Things were rough for most nonessential retailers in March and April, thanks to coronavirus-related shutdowns. For L Brands (NYSE:LB) and its Victoria's Secret business, though, they were downright horrible. Total sales at the lingerie brand fell 46% year over year for the fiscal first quarter that ended on May 2, leading it rather deep into the red during the three-month stretch in question.

This of course makes the impending sale, spinoff, or public offering (we still don't know which) of Victoria's Secret an even tougher task. Who would want to own an already struggling lingerie retailer that may have been further damaged by COVID-19? Private-equity firm Sycamore Partners certainly didn't. After it had agreed to buy a little more than half of Victoria's Secret in February, before the novel coronavirus made landfall in the United States, L Brands let Sycamore off the hook earlier this month. This brings L Brands back to square one: trying to figure out how to most effectively shed the increasingly struggling lingerie name.

Doing that was never going to be easy, but it just became much more difficult.

The exterior of a Victoria's Secret store on Bond Street in London

Image source: L Brands

From bad to worse

As a whole, it could have been worse. Last quarter's total revenue of $1.65 billion was down 37% year over year, steering the company to a loss of nearly $300 million. In-store comparable sales slumped 5% year over year. L Brands is unfortunate in that its fiscal quarters don't quite follow the typical calendar. By beginning the recently ended quarter in February, the company suffered nearly two full months of coronavirus devastation within North America, its largest market.

Still, this company is a curious tale of two different retailers on two very different paths.

L Brands' other business -- Bath & Body Works -- did reasonably well last quarter. Its total revenue slipped from $870.7 million to $712.7 million year over year, while direct (online) revenue surged 85% to $288.9 million. Same-store sales in North America managed to grow to the tune of 20% but only for the period when stores were open. Adjusted operating income fell from $154.8 million to only $69.1 million, but again, consider the environment. It was awful for most retailers.

Historical revenue, operating income and same-store sales growth for Bath & Body Works.

Data source: L Brands investor reports. Revenue and operating income in thousands ($USD). Q1 2020 same-store sales based on period when stores were open. Chart by author.

Victoria's Secret, on the other hand, fell apart. Its fiscal first-quarter top line fell from $1.51 billion a year ago to $821.5 million. Direct sales also fell 15% to $307.6 million. Adjusted operating income of $32.7 million for the first quarter of 2019 slipped to a loss of $203.1 million. In-store comps in North America tumbled 15%. Perhaps most alarmingly, the poor quarter not only extended troubling trends but accelerated them. The following graphic tells the tale.

Historical revenue, operating income and same-store sales growth for Victoria's Secret.

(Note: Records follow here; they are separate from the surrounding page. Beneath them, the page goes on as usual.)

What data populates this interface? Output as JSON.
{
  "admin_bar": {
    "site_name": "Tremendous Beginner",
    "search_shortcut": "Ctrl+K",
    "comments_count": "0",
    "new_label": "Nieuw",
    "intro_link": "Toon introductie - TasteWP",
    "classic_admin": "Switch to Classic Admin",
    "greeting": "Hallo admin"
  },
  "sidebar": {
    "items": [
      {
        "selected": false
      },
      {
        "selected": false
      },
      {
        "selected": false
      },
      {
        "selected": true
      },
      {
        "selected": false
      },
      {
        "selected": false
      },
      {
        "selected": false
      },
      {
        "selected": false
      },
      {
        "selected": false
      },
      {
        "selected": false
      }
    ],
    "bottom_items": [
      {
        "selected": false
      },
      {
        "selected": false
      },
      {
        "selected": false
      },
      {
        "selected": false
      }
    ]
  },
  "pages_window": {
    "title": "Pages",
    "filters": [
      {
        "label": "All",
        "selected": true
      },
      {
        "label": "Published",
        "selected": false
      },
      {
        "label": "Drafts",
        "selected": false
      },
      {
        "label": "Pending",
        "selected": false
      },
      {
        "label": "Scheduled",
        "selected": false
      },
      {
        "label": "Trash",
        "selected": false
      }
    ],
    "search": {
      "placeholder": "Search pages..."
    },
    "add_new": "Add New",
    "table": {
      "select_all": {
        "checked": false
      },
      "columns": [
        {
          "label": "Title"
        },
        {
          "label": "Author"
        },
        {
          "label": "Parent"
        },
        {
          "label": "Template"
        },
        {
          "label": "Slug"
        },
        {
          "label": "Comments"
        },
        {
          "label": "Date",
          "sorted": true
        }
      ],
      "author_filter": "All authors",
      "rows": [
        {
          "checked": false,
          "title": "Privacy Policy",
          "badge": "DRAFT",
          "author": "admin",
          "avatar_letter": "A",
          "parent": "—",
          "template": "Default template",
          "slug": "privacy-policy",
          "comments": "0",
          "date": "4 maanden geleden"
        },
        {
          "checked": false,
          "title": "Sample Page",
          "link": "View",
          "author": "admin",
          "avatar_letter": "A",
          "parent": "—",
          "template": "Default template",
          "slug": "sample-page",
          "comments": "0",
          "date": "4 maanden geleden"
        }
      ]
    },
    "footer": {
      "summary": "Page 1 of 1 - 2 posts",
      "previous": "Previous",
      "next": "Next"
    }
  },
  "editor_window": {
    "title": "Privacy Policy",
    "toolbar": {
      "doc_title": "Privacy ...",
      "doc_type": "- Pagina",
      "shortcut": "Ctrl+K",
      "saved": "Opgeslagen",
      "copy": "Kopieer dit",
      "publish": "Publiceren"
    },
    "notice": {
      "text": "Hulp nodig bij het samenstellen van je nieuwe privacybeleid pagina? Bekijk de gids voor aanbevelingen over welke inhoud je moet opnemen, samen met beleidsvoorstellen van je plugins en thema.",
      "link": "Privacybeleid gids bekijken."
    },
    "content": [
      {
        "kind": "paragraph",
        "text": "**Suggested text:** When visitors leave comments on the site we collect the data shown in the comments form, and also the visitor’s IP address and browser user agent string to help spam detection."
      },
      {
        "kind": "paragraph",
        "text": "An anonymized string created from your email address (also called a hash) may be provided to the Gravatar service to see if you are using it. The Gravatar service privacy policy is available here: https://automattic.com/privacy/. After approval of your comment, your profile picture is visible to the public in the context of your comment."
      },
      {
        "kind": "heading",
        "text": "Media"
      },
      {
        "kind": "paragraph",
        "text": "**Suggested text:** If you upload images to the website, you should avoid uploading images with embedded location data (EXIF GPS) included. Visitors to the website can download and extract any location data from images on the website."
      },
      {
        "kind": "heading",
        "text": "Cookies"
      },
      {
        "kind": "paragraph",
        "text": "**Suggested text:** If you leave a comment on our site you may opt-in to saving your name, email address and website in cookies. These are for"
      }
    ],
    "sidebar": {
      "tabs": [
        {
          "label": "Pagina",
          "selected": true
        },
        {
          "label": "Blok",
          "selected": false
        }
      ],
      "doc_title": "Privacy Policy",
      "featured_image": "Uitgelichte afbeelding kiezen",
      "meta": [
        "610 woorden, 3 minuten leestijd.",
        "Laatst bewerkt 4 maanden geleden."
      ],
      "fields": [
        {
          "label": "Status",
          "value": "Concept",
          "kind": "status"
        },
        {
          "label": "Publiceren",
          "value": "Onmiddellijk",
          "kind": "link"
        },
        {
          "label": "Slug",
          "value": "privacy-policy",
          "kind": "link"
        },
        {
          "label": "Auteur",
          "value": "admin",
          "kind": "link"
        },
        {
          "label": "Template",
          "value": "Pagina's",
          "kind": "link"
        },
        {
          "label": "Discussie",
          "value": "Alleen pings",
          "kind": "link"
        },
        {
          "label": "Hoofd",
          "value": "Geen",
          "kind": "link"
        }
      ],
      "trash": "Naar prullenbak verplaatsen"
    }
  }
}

Data source: L Brands investor reports. Revenue and operating income in thousands ($USD). Q1 2020 same-store sales based on period when stores were open. Chart by author.

It was the first time Victoria's Secret has suffered a loss during the fiscal first quarter in years and even bigger than the fiscal third-quarter loss that's become something of the norm.

In short, either Victoria's Secret goods are tough to sell online, it needs brick-and-mortar stores to support the direct-sales effort, or consumers continue to lose interest. It could be a combination of all three. Whatever the case, it all further lowers the odds of the lingerie brand digging its way out of trouble.

Looking ahead

Victoria's Secret's rough quarter hasn't derailed L Brands' plans to shed it. The official statement unveiling the latest quarterly results made that clear, as management explained in the very first paragraph that "the company remains committed to establishing Bath & Body Works as a pure-play public company and is taking the necessary steps to prepare the Victoria's Secret Lingerie, Victoria's Secret Beauty and PINK businesses to operate as a separate, stand-alone company."

We still don't know exactly what that means. But we do know it's going to be even tougher than it was before, for reasons beyond last quarter's disastrous results. During the earnings call, Victoria's Secret interim CEO Stuart Burgdoerfer confirmed that the retailer is planning to permanently shutter around 250 of its 1,091 stores this year alone, with more likely to be closed for good next year. Investors cheered the news by bidding the stock up on Thursday and Friday, but the smaller footprint ultimately diminishes the brand's capacity to drive much-needed sales regardless of its future form.

Given the couple billion dollars' worth of lease obligations Victoria's Secret still seems to be saddled with on top of its fiscal trajectory, one can't help but wonder if -- on a net basis -- the brand and its stores are ultimately worth nothing.